Meta-ethics (Fall 2011)
PHIL 306-01 | ID 11222 | MW 9:30-10:50 | Room: Alger 106 | Fall 2011
Instructor: Dr. Aaron Smuts | firstname.lastname@example.org | office hours: 219 Alger Hall, 12:00-1:0 TR
This course is an introduction to the major positions in the area of theoretical ethics known as meta-ethics.
We will not look at any applied ethical issues, such as the morality of abortion or capital punishment. Nor will we examine any theories about what makes an action wrong or right. Instead, we will explore questions such as: Do ethical claims have cognitive content, that is, do they state facts or is our moral discourse the mere expression of approval or disapproval? If statements such as “torturing the weak for sport is wrong” make factually evaluable claims, are any of these claims true, or are we in nearly constant error? Must moral judgments come with motivation to “do the right thing”?

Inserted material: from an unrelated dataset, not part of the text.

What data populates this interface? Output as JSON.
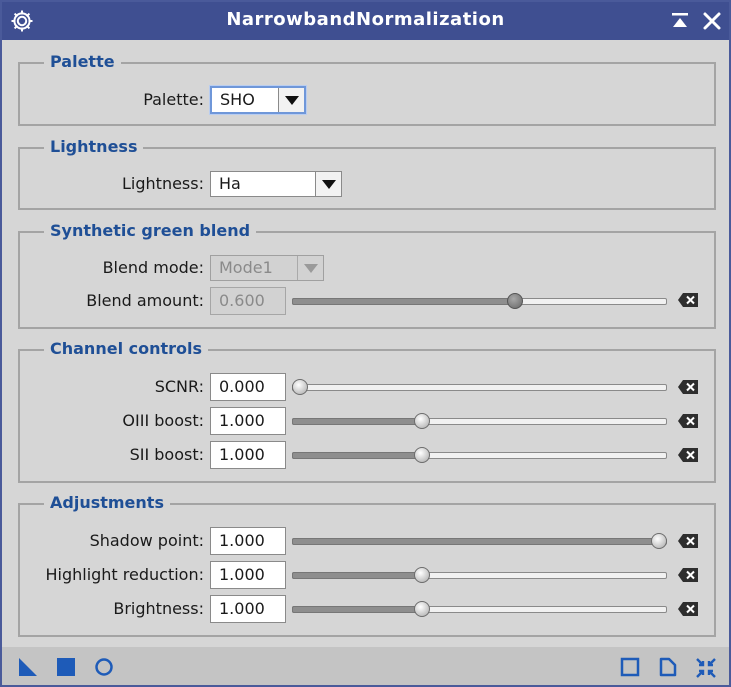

The goal of the course is to introduce students to the major positions in one of the most active areas of contemporary philosophy.